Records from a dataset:
________

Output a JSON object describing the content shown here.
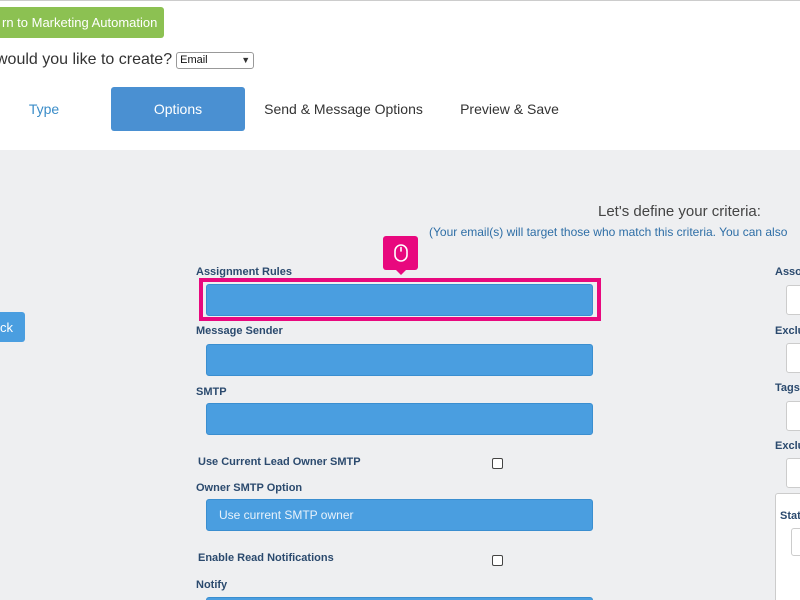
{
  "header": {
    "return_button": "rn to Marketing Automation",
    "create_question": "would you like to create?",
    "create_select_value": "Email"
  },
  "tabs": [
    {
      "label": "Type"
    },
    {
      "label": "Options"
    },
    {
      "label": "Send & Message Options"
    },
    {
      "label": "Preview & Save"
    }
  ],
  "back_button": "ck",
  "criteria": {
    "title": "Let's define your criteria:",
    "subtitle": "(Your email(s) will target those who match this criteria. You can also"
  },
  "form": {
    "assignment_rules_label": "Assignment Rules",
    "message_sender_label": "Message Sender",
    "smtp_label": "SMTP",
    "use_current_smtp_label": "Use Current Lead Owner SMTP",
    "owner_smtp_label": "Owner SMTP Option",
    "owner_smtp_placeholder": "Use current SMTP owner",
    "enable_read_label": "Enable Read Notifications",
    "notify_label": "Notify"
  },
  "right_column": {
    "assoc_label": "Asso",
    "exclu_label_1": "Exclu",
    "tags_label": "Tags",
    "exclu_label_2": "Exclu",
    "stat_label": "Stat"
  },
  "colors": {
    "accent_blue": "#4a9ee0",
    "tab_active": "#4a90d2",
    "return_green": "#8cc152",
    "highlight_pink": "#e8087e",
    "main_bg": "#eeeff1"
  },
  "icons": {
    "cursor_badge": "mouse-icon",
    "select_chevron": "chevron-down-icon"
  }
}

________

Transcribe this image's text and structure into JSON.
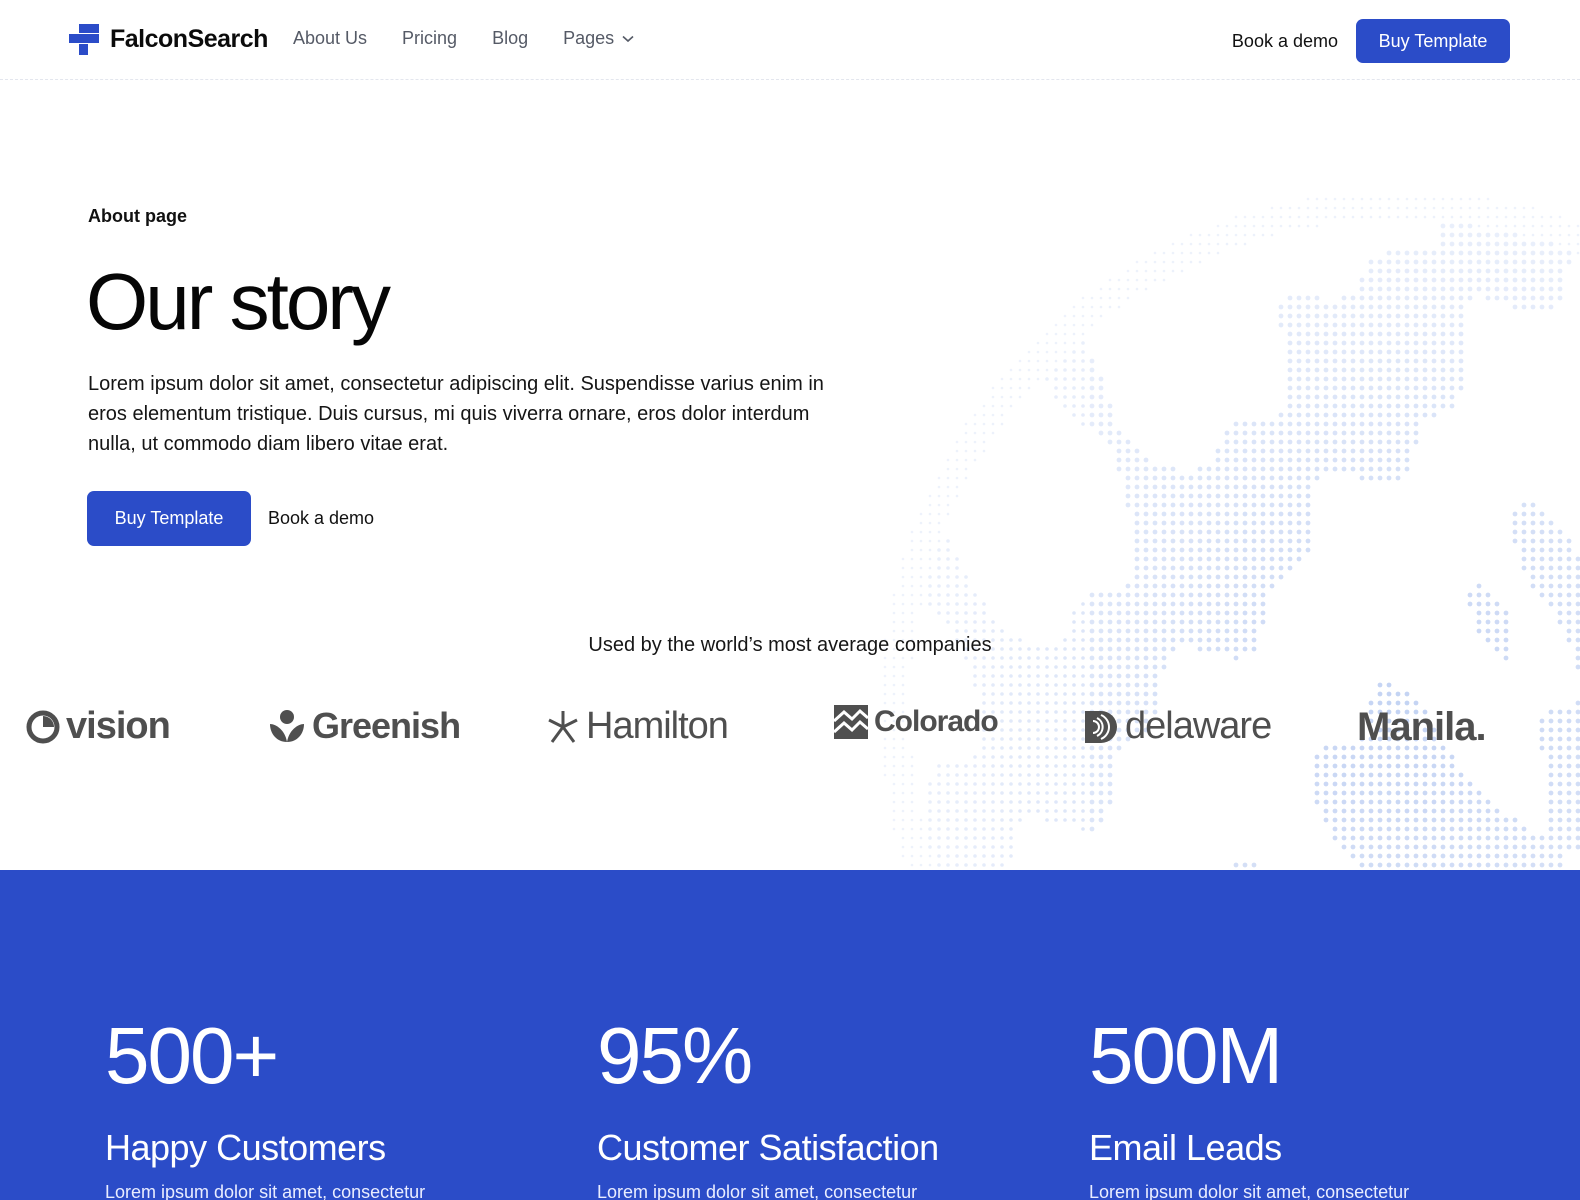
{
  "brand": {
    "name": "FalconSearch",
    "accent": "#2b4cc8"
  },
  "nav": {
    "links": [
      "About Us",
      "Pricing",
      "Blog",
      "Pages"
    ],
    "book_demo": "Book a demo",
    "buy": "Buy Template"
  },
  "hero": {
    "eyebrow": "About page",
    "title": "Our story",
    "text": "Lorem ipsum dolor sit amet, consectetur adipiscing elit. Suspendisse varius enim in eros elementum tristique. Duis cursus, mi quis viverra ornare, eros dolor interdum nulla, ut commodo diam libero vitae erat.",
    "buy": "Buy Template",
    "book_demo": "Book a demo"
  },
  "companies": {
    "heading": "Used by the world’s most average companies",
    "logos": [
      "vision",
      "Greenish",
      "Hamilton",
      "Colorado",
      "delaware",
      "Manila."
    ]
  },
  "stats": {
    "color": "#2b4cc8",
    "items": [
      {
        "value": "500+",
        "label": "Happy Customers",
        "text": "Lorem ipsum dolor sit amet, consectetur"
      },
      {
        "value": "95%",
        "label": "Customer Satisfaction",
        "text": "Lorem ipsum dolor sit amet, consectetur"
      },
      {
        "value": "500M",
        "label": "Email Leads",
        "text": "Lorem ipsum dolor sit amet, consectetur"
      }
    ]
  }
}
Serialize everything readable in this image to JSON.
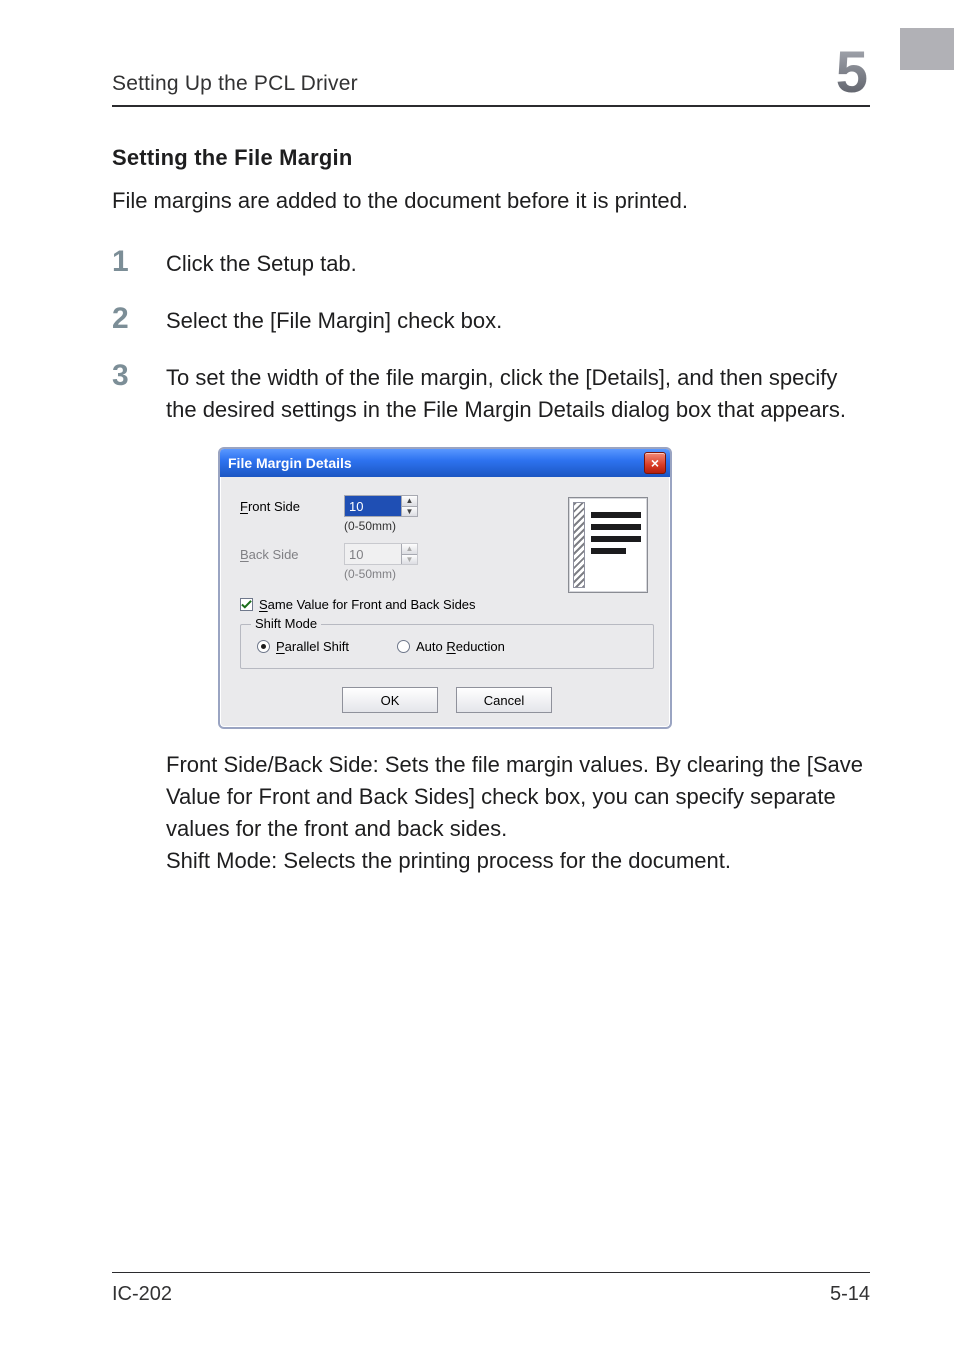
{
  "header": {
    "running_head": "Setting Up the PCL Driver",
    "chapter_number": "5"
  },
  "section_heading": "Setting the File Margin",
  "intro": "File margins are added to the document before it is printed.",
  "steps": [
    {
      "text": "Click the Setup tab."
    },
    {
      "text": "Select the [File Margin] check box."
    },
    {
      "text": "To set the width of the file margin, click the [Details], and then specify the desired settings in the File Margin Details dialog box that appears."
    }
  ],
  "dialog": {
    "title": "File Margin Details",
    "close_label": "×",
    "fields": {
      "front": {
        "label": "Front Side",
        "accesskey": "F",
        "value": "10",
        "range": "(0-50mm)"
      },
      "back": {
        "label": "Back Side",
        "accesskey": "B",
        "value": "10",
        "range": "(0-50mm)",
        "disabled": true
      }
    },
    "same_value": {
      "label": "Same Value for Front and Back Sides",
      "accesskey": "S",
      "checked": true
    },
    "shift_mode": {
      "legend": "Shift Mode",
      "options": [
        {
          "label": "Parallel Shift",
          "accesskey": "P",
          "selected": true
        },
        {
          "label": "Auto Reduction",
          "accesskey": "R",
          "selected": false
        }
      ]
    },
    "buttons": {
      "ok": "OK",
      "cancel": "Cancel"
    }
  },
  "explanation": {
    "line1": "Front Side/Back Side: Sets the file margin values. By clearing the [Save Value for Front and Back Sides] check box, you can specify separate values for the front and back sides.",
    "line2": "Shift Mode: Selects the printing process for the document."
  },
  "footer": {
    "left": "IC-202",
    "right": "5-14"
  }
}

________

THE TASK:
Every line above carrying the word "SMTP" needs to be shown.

SOLUTION BELOW:
    "smtp_label": "SMTP",
    "use_current_smtp_label": "Use Current Lead Owner SMTP",
    "owner_smtp_label": "Owner SMTP Option",
    "owner_smtp_placeholder": "Use current SMTP owner",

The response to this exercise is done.